* [Information provided]
◆ ◆ ◆ ◆ ◆ ◆ ◆

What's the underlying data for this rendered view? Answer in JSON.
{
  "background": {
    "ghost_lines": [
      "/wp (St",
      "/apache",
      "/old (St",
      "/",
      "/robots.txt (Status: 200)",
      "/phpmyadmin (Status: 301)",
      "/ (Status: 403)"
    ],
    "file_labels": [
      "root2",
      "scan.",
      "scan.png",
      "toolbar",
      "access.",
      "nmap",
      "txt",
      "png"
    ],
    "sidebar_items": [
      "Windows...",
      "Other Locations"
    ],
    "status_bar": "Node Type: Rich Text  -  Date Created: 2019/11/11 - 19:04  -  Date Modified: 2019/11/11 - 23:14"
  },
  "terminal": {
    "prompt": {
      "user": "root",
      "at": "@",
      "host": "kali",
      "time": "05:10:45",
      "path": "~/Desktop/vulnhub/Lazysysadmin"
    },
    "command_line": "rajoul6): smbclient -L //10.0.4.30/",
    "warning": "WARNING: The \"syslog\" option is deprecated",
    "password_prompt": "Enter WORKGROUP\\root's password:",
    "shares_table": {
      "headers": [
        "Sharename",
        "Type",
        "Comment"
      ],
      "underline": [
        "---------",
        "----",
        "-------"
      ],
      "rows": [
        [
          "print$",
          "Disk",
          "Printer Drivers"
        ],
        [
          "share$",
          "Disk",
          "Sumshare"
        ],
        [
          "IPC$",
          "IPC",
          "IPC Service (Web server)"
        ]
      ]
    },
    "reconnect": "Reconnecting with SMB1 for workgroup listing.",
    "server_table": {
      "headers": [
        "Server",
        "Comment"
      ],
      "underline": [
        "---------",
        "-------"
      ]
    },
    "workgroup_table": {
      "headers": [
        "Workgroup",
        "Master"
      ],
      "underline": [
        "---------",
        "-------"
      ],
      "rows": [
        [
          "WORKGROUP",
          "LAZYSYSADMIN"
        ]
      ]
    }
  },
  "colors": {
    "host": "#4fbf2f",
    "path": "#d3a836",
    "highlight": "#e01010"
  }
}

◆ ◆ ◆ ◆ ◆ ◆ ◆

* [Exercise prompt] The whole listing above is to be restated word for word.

* [Exercise answer]
What's the underlying data for this rendered view? Answer in JSON.
{
  "background": {
    "ghost_lines": [
      "/wp (St",
      "/apache",
      "/old (St",
      "/",
      "/robots.txt (Status: 200)",
      "/phpmyadmin (Status: 301)",
      "/ (Status: 403)"
    ],
    "file_labels": [
      "root2",
      "scan.",
      "scan.png",
      "toolbar",
      "access.",
      "nmap",
      "txt",
      "png"
    ],
    "sidebar_items": [
      "Windows...",
      "Other Locations"
    ],
    "status_bar": "Node Type: Rich Text  -  Date Created: 2019/11/11 - 19:04  -  Date Modified: 2019/11/11 - 23:14"
  },
  "terminal": {
    "prompt": {
      "user": "root",
      "at": "@",
      "host": "kali",
      "time": "05:10:45",
      "path": "~/Desktop/vulnhub/Lazysysadmin"
    },
    "command_line": "rajoul6): smbclient -L //10.0.4.30/",
    "warning": "WARNING: The \"syslog\" option is deprecated",
    "password_prompt": "Enter WORKGROUP\\root's password:",
    "shares_table": {
      "headers": [
        "Sharename",
        "Type",
        "Comment"
      ],
      "underline": [
        "---------",
        "----",
        "-------"
      ],
      "rows": [
        [
          "print$",
          "Disk",
          "Printer Drivers"
        ],
        [
          "share$",
          "Disk",
          "Sumshare"
        ],
        [
          "IPC$",
          "IPC",
          "IPC Service (Web server)"
        ]
      ]
    },
    "reconnect": "Reconnecting with SMB1 for workgroup listing.",
    "server_table": {
      "headers": [
        "Server",
        "Comment"
      ],
      "underline": [
        "---------",
        "-------"
      ]
    },
    "workgroup_table": {
      "headers": [
        "Workgroup",
        "Master"
      ],
      "underline": [
        "---------",
        "-------"
      ],
      "rows": [
        [
          "WORKGROUP",
          "LAZYSYSADMIN"
        ]
      ]
    }
  },
  "colors": {
    "host": "#4fbf2f",
    "path": "#d3a836",
    "highlight": "#e01010"
  }
}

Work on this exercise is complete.